▶ **ACTIVITY**:
Please copy the entries below word for word, leaving out any image.

▶ **ENTRIES PROVIDED**:
=== Section Start ===

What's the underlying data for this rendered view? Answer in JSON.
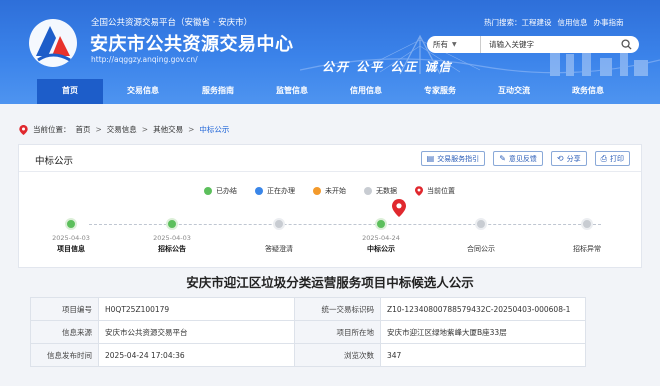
{
  "header": {
    "site_sub": "全国公共资源交易平台（安徽省 · 安庆市）",
    "site_title": "安庆市公共资源交易中心",
    "site_url": "http://aqggzy.anqing.gov.cn/",
    "slogan": "公开  公平  公正  诚信",
    "top_links": [
      "热门搜索：工程建设",
      "信用信息",
      "办事指南"
    ],
    "search": {
      "scope": "所有",
      "placeholder": "请输入关键字"
    }
  },
  "nav": [
    "首页",
    "交易信息",
    "服务指南",
    "监管信息",
    "信用信息",
    "专家服务",
    "互动交流",
    "政务信息"
  ],
  "breadcrumb": {
    "prefix": "当前位置：",
    "items": [
      "首页",
      "交易信息",
      "其他交易"
    ],
    "current": "中标公示",
    "separator": ">"
  },
  "card": {
    "title": "中标公示",
    "tools": [
      "交易服务指引",
      "意见反馈",
      "分享",
      "打印"
    ],
    "legend": [
      {
        "label": "已办结",
        "color": "#5cbf5c"
      },
      {
        "label": "正在办理",
        "color": "#3a86e8"
      },
      {
        "label": "未开始",
        "color": "#f39a2b"
      },
      {
        "label": "无数据",
        "color": "#c8ccd2"
      },
      {
        "label": "当前位置",
        "color": "#e0282e"
      }
    ],
    "steps": [
      {
        "date": "2025-04-03",
        "name": "项目信息",
        "status": "done",
        "bold": true
      },
      {
        "date": "2025-04-03",
        "name": "招标公告",
        "status": "done",
        "bold": true
      },
      {
        "date": "",
        "name": "答疑澄清",
        "status": "none",
        "bold": false
      },
      {
        "date": "2025-04-24",
        "name": "中标公示",
        "status": "current",
        "bold": true
      },
      {
        "date": "",
        "name": "合同公示",
        "status": "none",
        "bold": false
      },
      {
        "date": "",
        "name": "招标异常",
        "status": "none",
        "bold": false
      }
    ]
  },
  "notice_title": "安庆市迎江区垃圾分类运营服务项目中标候选人公示",
  "info": [
    [
      "项目编号",
      "H0QT25Z100179",
      "统一交易标识码",
      "Z10-12340800788579432C-20250403-000608-1"
    ],
    [
      "信息来源",
      "安庆市公共资源交易平台",
      "项目所在地",
      "安庆市迎江区绿地紫峰大厦B座33层"
    ],
    [
      "信息发布时间",
      "2025-04-24 17:04:36",
      "浏览次数",
      "347"
    ]
  ]
}
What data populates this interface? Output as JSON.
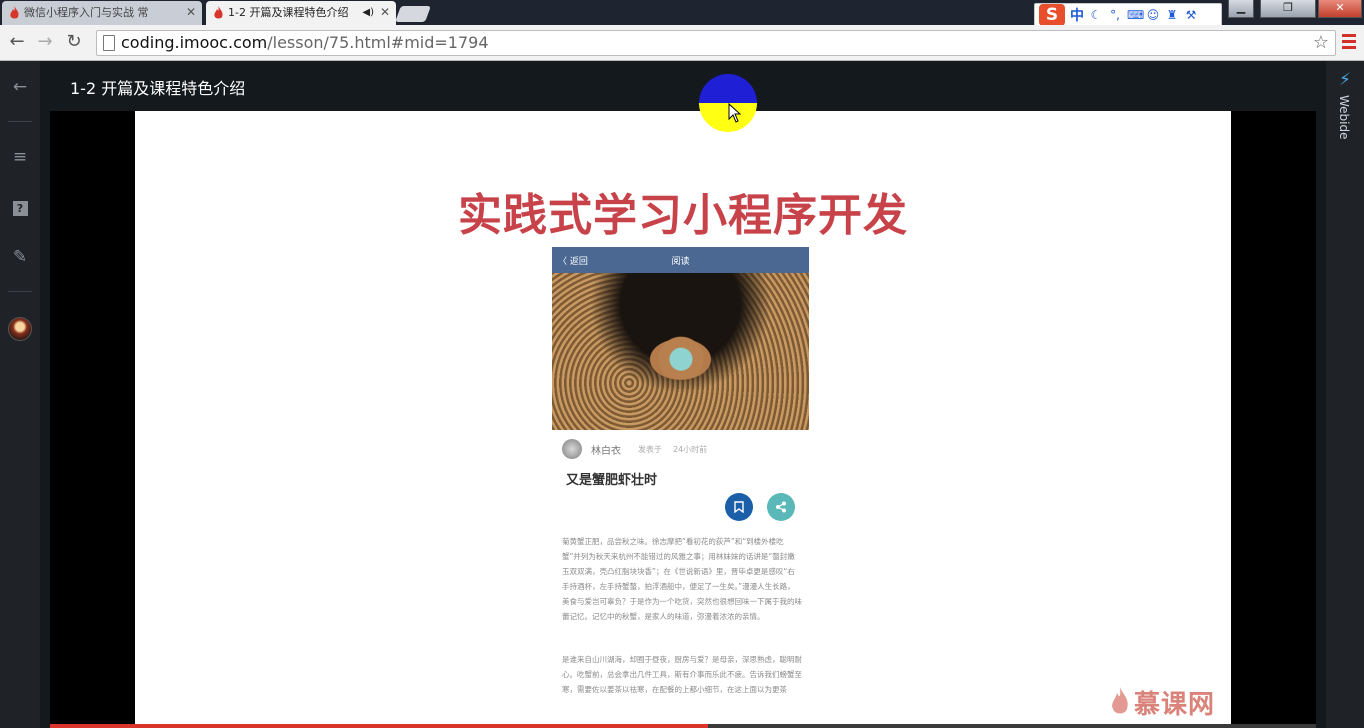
{
  "browser": {
    "tabs": [
      {
        "title": "微信小程序入门与实战 常",
        "close": "✕"
      },
      {
        "title": "1-2 开篇及课程特色介绍",
        "close": "✕",
        "audio_icon": "speaker-icon"
      }
    ],
    "url": {
      "host": "coding.imooc.com",
      "path": "/lesson/75.html#mid=1794"
    },
    "ime": {
      "logo": "S",
      "mode": "中"
    },
    "window_buttons": {
      "minimize": "▁",
      "restore": "❐",
      "close": "✕"
    }
  },
  "sidebar": {
    "back_icon": "←",
    "menu_icon": "≡",
    "question_icon": "?",
    "edit_icon": "✎"
  },
  "lesson": {
    "title": "1-2 开篇及课程特色介绍"
  },
  "right_panel": {
    "label": "Webide"
  },
  "slide": {
    "title": "实践式学习小程序开发",
    "phone": {
      "back": "〈 返回",
      "nav_title": "阅读",
      "author": "林白衣",
      "published": "发表于",
      "time": "24小时前",
      "headline": "又是蟹肥虾壮时",
      "bookmark_icon": "bookmark-icon",
      "share_icon": "share-icon",
      "paragraphs": [
        "菊黄蟹正肥，品尝秋之味。徐志摩把“看初花的荻芦”和“到楼外楼吃蟹”并列为秋天来杭州不能错过的风雅之事；用林妹妹的话讲是“螯封嫩玉双双满，壳凸红脂块块香”；在《世说新语》里，晋毕卓更是感叹“右手持酒杯，左手持蟹螯，拍浮酒船中，便足了一生矣。”漫漫人生长路，美食与爱岂可辜负？于是作为一个吃货，突然也很想回味一下属于我的味蕾记忆。记忆中的秋蟹，是家人的味道，弥漫着浓浓的亲情。",
        "是谁来自山川湖海，却囿于昼夜，厨房与爱？是母亲，深思熟虑，聪明耐心。吃蟹前，总会拿出几件工具，斯有介事而乐此不疲。告诉我们螃蟹至寒，需要佐以姜茶以祛寒，在配餐的上都小细节，在这上面以为更茶"
      ]
    },
    "logo_text": "慕课网"
  },
  "player": {
    "progress": 0.52
  }
}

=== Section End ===

▶ **YOUR SOLUTION**:
What's the underlying data for this rendered view? Answer in JSON.
{
  "header": {
    "site_sub": "全国公共资源交易平台（安徽省 · 安庆市）",
    "site_title": "安庆市公共资源交易中心",
    "site_url": "http://aqggzy.anqing.gov.cn/",
    "slogan": "公开  公平  公正  诚信",
    "top_links": [
      "热门搜索：工程建设",
      "信用信息",
      "办事指南"
    ],
    "search": {
      "scope": "所有",
      "placeholder": "请输入关键字"
    }
  },
  "nav": [
    "首页",
    "交易信息",
    "服务指南",
    "监管信息",
    "信用信息",
    "专家服务",
    "互动交流",
    "政务信息"
  ],
  "breadcrumb": {
    "prefix": "当前位置：",
    "items": [
      "首页",
      "交易信息",
      "其他交易"
    ],
    "current": "中标公示",
    "separator": ">"
  },
  "card": {
    "title": "中标公示",
    "tools": [
      "交易服务指引",
      "意见反馈",
      "分享",
      "打印"
    ],
    "legend": [
      {
        "label": "已办结",
        "color": "#5cbf5c"
      },
      {
        "label": "正在办理",
        "color": "#3a86e8"
      },
      {
        "label": "未开始",
        "color": "#f39a2b"
      },
      {
        "label": "无数据",
        "color": "#c8ccd2"
      },
      {
        "label": "当前位置",
        "color": "#e0282e"
      }
    ],
    "steps": [
      {
        "date": "2025-04-03",
        "name": "项目信息",
        "status": "done",
        "bold": true
      },
      {
        "date": "2025-04-03",
        "name": "招标公告",
        "status": "done",
        "bold": true
      },
      {
        "date": "",
        "name": "答疑澄清",
        "status": "none",
        "bold": false
      },
      {
        "date": "2025-04-24",
        "name": "中标公示",
        "status": "current",
        "bold": true
      },
      {
        "date": "",
        "name": "合同公示",
        "status": "none",
        "bold": false
      },
      {
        "date": "",
        "name": "招标异常",
        "status": "none",
        "bold": false
      }
    ]
  },
  "notice_title": "安庆市迎江区垃圾分类运营服务项目中标候选人公示",
  "info": [
    [
      "项目编号",
      "H0QT25Z100179",
      "统一交易标识码",
      "Z10-12340800788579432C-20250403-000608-1"
    ],
    [
      "信息来源",
      "安庆市公共资源交易平台",
      "项目所在地",
      "安庆市迎江区绿地紫峰大厦B座33层"
    ],
    [
      "信息发布时间",
      "2025-04-24 17:04:36",
      "浏览次数",
      "347"
    ]
  ]
}
What data populates this interface? Output as JSON.
{
  "browser": {
    "tabs": [
      {
        "title": "微信小程序入门与实战 常",
        "close": "✕"
      },
      {
        "title": "1-2 开篇及课程特色介绍",
        "close": "✕",
        "audio_icon": "speaker-icon"
      }
    ],
    "url": {
      "host": "coding.imooc.com",
      "path": "/lesson/75.html#mid=1794"
    },
    "ime": {
      "logo": "S",
      "mode": "中"
    },
    "window_buttons": {
      "minimize": "▁",
      "restore": "❐",
      "close": "✕"
    }
  },
  "sidebar": {
    "back_icon": "←",
    "menu_icon": "≡",
    "question_icon": "?",
    "edit_icon": "✎"
  },
  "lesson": {
    "title": "1-2 开篇及课程特色介绍"
  },
  "right_panel": {
    "label": "Webide"
  },
  "slide": {
    "title": "实践式学习小程序开发",
    "phone": {
      "back": "〈 返回",
      "nav_title": "阅读",
      "author": "林白衣",
      "published": "发表于",
      "time": "24小时前",
      "headline": "又是蟹肥虾壮时",
      "bookmark_icon": "bookmark-icon",
      "share_icon": "share-icon",
      "paragraphs": [
        "菊黄蟹正肥，品尝秋之味。徐志摩把“看初花的荻芦”和“到楼外楼吃蟹”并列为秋天来杭州不能错过的风雅之事；用林妹妹的话讲是“螯封嫩玉双双满，壳凸红脂块块香”；在《世说新语》里，晋毕卓更是感叹“右手持酒杯，左手持蟹螯，拍浮酒船中，便足了一生矣。”漫漫人生长路，美食与爱岂可辜负？于是作为一个吃货，突然也很想回味一下属于我的味蕾记忆。记忆中的秋蟹，是家人的味道，弥漫着浓浓的亲情。",
        "是谁来自山川湖海，却囿于昼夜，厨房与爱？是母亲，深思熟虑，聪明耐心。吃蟹前，总会拿出几件工具，斯有介事而乐此不疲。告诉我们螃蟹至寒，需要佐以姜茶以祛寒，在配餐的上都小细节，在这上面以为更茶"
      ]
    },
    "logo_text": "慕课网"
  },
  "player": {
    "progress": 0.52
  }
}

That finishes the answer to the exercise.